Wednesday (3)

Birard High School (D)

 

Thursday (4)

Richter High School (E)

 

Friday (5)

Hull High School (F)

 

Monday (1)

Smith Hill High School (A)

 

Tuesday (2)

Key High School (B)

 

Wednesday (3)

Leetch High School (C)

 

Thursday (4)

Birard High School (D)

 

Friday (5)

Richter High School (E)

 

Monday (1)

Hull High School (F)

 

Tuesday (2)

Smith Hill High School (A)

 

Wednesday (3)

Key High School (B)

 

Thursday (4)

Leetch High School (C)

 

Friday (5)

Birard High School (D)

 

Monday (1)

Richter High School (E)

 

Tuesday (2)

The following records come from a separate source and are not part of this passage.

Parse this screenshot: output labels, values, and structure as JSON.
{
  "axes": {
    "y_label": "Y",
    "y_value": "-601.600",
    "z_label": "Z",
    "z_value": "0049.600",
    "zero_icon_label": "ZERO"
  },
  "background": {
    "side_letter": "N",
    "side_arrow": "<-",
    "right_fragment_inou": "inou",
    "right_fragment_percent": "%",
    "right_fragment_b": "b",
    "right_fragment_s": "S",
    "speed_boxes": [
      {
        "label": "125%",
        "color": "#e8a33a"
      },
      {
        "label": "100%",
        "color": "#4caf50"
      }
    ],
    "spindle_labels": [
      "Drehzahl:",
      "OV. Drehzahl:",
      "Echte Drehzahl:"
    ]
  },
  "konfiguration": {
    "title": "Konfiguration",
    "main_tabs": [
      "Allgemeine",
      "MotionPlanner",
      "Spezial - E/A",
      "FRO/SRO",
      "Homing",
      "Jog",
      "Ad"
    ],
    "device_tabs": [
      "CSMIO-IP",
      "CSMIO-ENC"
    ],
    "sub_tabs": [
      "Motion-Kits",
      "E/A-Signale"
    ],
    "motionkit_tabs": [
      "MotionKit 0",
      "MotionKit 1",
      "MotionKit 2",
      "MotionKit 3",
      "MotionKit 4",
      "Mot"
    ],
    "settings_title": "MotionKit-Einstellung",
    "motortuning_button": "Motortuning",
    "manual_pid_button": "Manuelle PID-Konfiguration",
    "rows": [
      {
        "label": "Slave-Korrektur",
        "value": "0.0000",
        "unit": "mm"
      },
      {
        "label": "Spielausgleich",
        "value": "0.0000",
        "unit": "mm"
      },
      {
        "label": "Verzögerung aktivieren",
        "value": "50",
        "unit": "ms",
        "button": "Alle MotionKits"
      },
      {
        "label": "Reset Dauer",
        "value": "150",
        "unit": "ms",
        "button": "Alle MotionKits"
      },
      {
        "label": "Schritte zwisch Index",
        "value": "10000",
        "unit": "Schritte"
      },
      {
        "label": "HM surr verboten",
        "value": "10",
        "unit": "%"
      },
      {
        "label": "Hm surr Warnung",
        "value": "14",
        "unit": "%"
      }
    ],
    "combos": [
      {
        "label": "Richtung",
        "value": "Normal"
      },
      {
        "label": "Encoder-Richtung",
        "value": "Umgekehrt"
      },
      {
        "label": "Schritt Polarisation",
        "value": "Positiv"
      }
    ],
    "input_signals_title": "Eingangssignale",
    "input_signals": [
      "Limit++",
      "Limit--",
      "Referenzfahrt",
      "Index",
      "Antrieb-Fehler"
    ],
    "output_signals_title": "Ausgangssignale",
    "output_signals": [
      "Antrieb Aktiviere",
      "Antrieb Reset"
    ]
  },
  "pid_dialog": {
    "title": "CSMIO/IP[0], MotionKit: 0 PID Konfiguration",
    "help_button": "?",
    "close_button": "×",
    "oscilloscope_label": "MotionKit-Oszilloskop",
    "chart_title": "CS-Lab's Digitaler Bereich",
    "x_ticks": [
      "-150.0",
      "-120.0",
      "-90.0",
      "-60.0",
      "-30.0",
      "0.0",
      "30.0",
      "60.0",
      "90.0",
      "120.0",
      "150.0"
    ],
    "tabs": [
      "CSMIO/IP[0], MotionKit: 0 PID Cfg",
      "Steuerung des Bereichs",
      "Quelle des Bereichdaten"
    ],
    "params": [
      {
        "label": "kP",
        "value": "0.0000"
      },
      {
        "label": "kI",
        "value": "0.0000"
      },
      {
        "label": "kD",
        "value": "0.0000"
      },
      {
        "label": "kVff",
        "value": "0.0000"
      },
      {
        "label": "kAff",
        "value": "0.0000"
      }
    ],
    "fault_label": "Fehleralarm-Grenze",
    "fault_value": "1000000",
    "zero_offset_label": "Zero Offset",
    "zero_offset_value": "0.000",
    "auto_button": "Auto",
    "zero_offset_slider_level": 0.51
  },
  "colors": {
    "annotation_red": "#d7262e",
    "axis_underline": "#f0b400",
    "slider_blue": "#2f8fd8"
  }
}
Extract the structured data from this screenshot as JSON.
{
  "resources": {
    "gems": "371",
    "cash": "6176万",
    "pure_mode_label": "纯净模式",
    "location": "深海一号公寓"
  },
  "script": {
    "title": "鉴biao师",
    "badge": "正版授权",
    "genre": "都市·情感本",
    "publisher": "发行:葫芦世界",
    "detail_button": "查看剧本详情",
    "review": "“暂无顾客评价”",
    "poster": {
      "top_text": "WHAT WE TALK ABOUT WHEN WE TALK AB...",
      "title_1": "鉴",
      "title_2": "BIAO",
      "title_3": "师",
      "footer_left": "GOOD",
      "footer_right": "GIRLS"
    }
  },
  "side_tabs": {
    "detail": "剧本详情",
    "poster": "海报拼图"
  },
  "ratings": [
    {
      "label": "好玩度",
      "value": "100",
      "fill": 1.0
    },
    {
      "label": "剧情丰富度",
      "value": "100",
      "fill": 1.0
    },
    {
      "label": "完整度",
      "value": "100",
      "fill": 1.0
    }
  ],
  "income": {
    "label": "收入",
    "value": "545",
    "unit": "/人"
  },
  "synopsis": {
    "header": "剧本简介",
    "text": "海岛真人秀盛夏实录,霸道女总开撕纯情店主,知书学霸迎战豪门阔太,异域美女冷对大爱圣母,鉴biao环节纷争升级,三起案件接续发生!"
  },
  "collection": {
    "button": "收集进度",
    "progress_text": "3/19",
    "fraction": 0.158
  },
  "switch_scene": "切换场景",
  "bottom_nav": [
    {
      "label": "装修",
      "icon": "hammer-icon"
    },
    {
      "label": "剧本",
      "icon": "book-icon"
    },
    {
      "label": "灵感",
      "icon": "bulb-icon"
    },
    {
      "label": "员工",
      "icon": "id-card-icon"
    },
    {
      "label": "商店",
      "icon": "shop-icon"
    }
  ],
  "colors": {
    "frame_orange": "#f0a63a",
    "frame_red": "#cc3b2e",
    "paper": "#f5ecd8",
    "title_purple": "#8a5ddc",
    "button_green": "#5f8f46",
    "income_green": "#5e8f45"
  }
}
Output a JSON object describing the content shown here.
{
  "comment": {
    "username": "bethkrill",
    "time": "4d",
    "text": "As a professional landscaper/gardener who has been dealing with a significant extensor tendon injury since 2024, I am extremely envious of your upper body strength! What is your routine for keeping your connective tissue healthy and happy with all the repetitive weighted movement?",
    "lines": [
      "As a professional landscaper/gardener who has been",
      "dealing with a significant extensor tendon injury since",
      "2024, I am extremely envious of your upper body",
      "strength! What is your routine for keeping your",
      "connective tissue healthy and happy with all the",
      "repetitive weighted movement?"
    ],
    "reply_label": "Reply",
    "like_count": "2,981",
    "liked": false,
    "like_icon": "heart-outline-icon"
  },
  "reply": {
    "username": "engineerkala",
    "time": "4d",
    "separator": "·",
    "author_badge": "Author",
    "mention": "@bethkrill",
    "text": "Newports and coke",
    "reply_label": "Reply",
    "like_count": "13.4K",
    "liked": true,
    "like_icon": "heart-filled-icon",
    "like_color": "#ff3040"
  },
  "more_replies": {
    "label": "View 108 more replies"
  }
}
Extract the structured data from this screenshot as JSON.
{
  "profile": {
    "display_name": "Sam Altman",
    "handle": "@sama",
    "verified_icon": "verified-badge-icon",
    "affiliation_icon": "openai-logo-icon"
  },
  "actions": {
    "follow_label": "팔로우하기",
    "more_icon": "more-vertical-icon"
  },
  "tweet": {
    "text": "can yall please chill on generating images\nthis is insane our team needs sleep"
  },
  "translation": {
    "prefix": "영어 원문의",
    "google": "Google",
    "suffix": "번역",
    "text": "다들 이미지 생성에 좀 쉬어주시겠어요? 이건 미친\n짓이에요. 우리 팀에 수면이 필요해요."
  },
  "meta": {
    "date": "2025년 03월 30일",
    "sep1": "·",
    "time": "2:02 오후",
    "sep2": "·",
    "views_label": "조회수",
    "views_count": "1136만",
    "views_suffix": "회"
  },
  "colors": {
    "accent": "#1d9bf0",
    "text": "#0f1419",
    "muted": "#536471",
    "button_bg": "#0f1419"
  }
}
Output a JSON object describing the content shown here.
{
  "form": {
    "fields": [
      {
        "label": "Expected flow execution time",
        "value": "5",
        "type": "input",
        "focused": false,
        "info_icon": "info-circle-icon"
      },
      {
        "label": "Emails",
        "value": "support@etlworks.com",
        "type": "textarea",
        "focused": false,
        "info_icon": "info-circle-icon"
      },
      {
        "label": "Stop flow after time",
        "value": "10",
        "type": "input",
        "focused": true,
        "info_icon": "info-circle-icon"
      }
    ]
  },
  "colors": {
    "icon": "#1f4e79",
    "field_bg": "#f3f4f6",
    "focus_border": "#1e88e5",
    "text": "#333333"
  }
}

Hull High School (F)

 

Wednesday (3)

Smith Hill High School (A)

 

Thursday (4)

Key High School (B)

 

Friday (5)

Leetch High School (C)

June

 

 

 

Monday (1)

Birard High School (D)

 

Tuesday (2)

Richter High School (E)

 

Wednesday (3)

Hull High School (F)

 

Thursday (4)

Smith Hill High School (A)

 

Friday (5)

Key High School (B)

 

Monday (1)

Leetch High School (C)

 

Tuesday (2)

Birard High School (D)

 

Wednesday (3)

Richter High School (E)

 

Thursday (4)

Hull High School (F)

 

Friday (5)

Smith Hill High School (A)

 

Monday (1)

Key High School (B)

 

Tuesday (2)

Leetch High School (C)

 

Wednesday (3)

Birard High School (D)

 

Thursday (4)

Richter High School (E)

 

Friday (5)

Hull High School (F)

 

Monday (1)

Smith Hill High School (A)

 

Tuesday (2)

Key High School (B)

 

Wednesday (3)

Leetch High School (C)

 

Thursday (4)

Birard High School (D)

 

Friday (5)

Richter High School (E)